Be Our Guest Students present annual musical, “Beauty and the Beast”
Costumes have arrived, sets have been built, and lights have been hung to ensure that all of this year’s stars of Cleveland Height’s High School’s annual musical, Beauty and the Beast, will shine. The Disney classic, a collaborative effort between a number of different organizations at Heights, opens Thursday, November 4 and runs through Sunday, November 7.
The Vocal Music Department
On the fourth floor, the Vocal Music Department (VMD) is constantly rehearsing, and there is never a moment without song. “It gets tiring but it’s definitely fulfilling when you’re done and your character’s evolved into something,” says senior Julia Barcus, who plays Mrs. Potts in Cast A of the musical. Sophomore Midori Marsh agrees, “Sometimes it gets really annoying, but it feels good to do something right and having someone tell you, ‘Wow, that’s really good’.” Not all of the actors are completely thrilled with the frequent rehearsals; for many it can be very stressful when combined with the school work. However, the students agree that it is worthwhile. Many actually enjoy going to rehearsals because it is a chance to be with friends. The actors also say that rehearsal helps them master their role. Senior Brian Barron, in the role of Lefou, says, “Being able to see the other cast perform helps us grow as characters. When I see the other Lefou act out scenes, it helps me to get into my own character, and helps me grow.”
The high school is renting professional costumes from the Costume Holiday House in Freemont, Ohio. When asked how much he practices playing the Beast, Senior Josh Toombs replied “Every night, every day.” It is a constant process of learning for all the cast members, who find staying in character the hardest aspect. Senior Jordan Raines, who is Cogsworth the clock, replied, “I have to adjust my walking and speech to match the character.” While everyone is trying to find themselves, it seems that the hardest struggle is interacting with other cast members. In the show the characters Lumiere and Cogsworth have one of the most interesting relationships. Senior Jack Lentz (playing Lumiere) describes it as, “a love/ hate relationship; we feed off one another but I basically always have to come out on top.” The actors and singers at Heights work diligently, but they give most of the credit to the their director, Craig McGaughey.
McGaughey, who is directing his fourth musical in his eleven-year tenure at Heights, brings together over 500 students from the elementary, middle, and high schools to create the fall productions. Junior Maddie Pollis, who plays the role of Belle in Cast A, explains, “I think that he [McGaughy] has a very clear vision of what he wants and, once you get it to work how he wants it, it turns out well.”
In the meantime, members of stage crew have been diligently working on this year’s set. Led by teacher and technical director Keith Newman, the crew has created a massive and beautiful set, from the first nail to the last brush stroke. Though these crew members are hidden from sight for nearly the whole production, the show would cease to exist without them. Their main objective is not only to prepare for the production, but also to make sure everything runs smoothly throughout the show. The sound technician, light operator, and stage manager make certain the musical is executed without a glitch.
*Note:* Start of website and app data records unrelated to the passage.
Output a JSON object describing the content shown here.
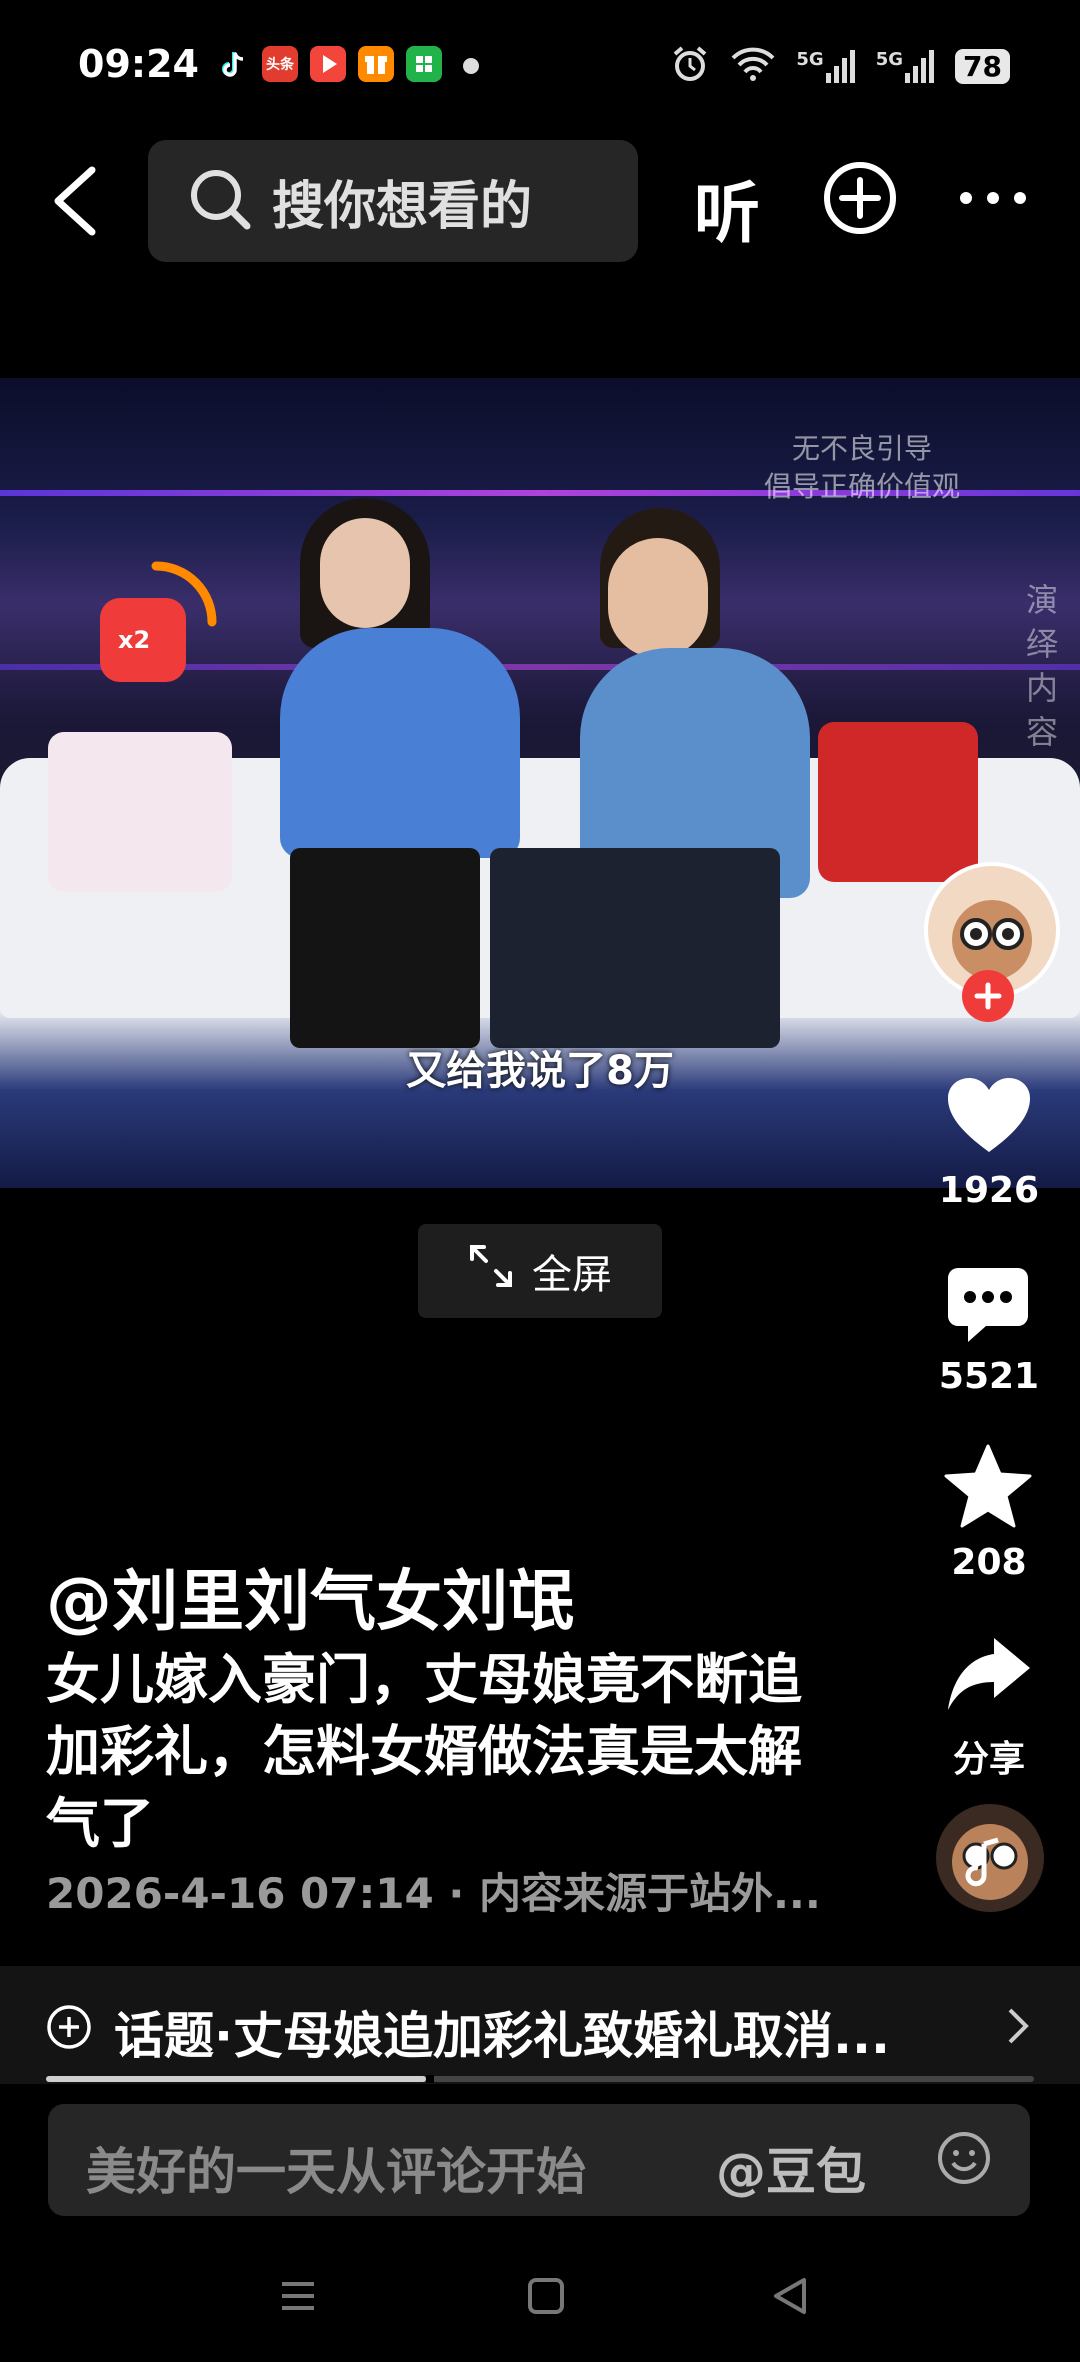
{
  "status_bar": {
    "time": "09:24",
    "app_badges": [
      {
        "icon": "tiktok-icon",
        "color": "#000000"
      },
      {
        "icon": "toutiao-icon",
        "color": "#e23c2f",
        "label": "头条"
      },
      {
        "icon": "video-play-icon",
        "color": "#f2463c"
      },
      {
        "icon": "gift-icon",
        "color": "#ff8a00"
      },
      {
        "icon": "grid-app-icon",
        "color": "#21b34a"
      }
    ],
    "signal_1": "5G",
    "signal_2": "5G",
    "battery": "78"
  },
  "header": {
    "search_placeholder": "搜你想看的",
    "listen_label": "听"
  },
  "video": {
    "subtitle": "又给我说了8万",
    "watermark_line1": "无不良引导",
    "watermark_line2": "倡导正确价值观",
    "side_watermark": "演绎内容",
    "reward_badge": "x2"
  },
  "rail": {
    "likes": "1926",
    "comments": "5521",
    "favorites": "208",
    "share_label": "分享"
  },
  "fullscreen_label": "全屏",
  "post": {
    "author": "@刘里刘气女刘氓",
    "caption": "女儿嫁入豪门，丈母娘竟不断追加彩礼，怎料女婿做法真是太解气了",
    "meta": "2026-4-16 07:14 · 内容来源于站外..."
  },
  "topic": {
    "text": "话题·丈母娘追加彩礼致婚礼取消..."
  },
  "playback_progress": 0.385,
  "comment": {
    "placeholder": "美好的一天从评论开始",
    "mention": "@豆包"
  },
  "colors": {
    "accent_red": "#f03b3b",
    "background": "#000000"
  }
}
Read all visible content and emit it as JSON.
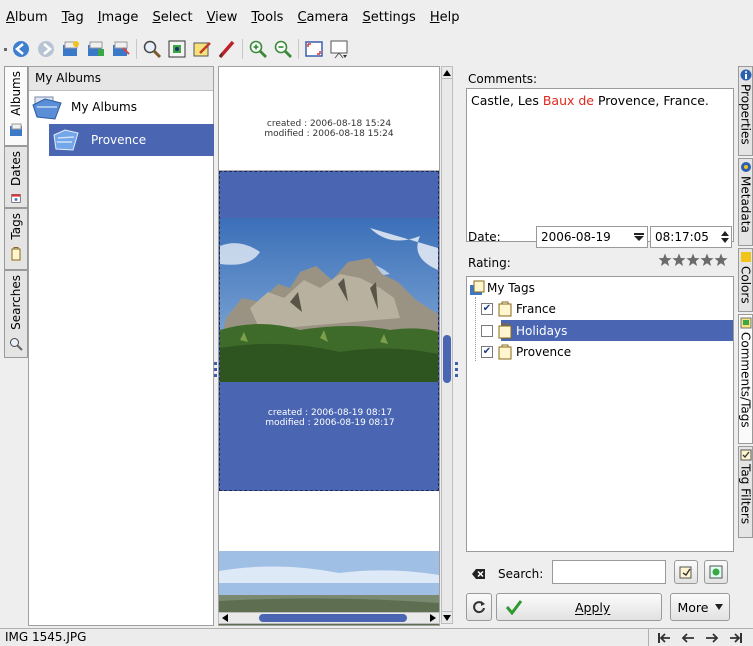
{
  "menu": [
    "Album",
    "Tag",
    "Image",
    "Select",
    "View",
    "Tools",
    "Camera",
    "Settings",
    "Help"
  ],
  "toolbar_icons": [
    "back-icon",
    "forward-icon",
    "new-album-icon",
    "album-properties-icon",
    "album-icon",
    "search-icon",
    "view-image-icon",
    "edit-image-icon",
    "pencil-icon",
    "zoom-in-icon",
    "zoom-out-icon",
    "fullscreen-icon",
    "slideshow-icon"
  ],
  "left_tabs": [
    "Albums",
    "Dates",
    "Tags",
    "Searches"
  ],
  "albums": {
    "header": "My Albums",
    "root": "My Albums",
    "child": "Provence"
  },
  "thumbs": [
    {
      "created": "created : 2006-08-18 15:24",
      "modified": "modified : 2006-08-18 15:24"
    },
    {
      "created": "created : 2006-08-19 08:17",
      "modified": "modified : 2006-08-19 08:17"
    }
  ],
  "sidebar": {
    "comments_label": "Comments:",
    "comment": {
      "before": "Castle, Les ",
      "highlight": "Baux de",
      "after": " Provence, France."
    },
    "date_label": "Date:",
    "date_value": "2006-08-19",
    "time_value": "08:17:05",
    "rating_label": "Rating:",
    "rating": 5,
    "tags_root": "My Tags",
    "tags": [
      {
        "name": "France",
        "checked": true
      },
      {
        "name": "Holidays",
        "checked": false
      },
      {
        "name": "Provence",
        "checked": true
      }
    ],
    "search_label": "Search:",
    "search_value": "",
    "apply_label": "Apply",
    "more_label": "More"
  },
  "right_tabs": [
    "Properties",
    "Metadata",
    "Colors",
    "Comments/Tags",
    "Tag Filters"
  ],
  "status": {
    "filename": "IMG 1545.JPG"
  },
  "colors": {
    "selection": "#4a66b3",
    "highlight_text": "#e0281e",
    "star": "#6b6b6b"
  }
}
The Instrumental Music Department
Of course, where would a musical be without musicians? Every VMD musical has relied on the music provided by a live pit orchestra composed of Instrumental Music Department students and professional musicians. This year, Daniel Heim, orchestra director at Heights High, hopes to present an all-student pit orchestra. Student musicians enjoy the unique experiece of performing theatrical music. French horn player, Colin Higgs, says that, “the music that you play is really different than what you play in band or marching band. You are exposed to playing music in a different format that’s a lot more personal and involved.”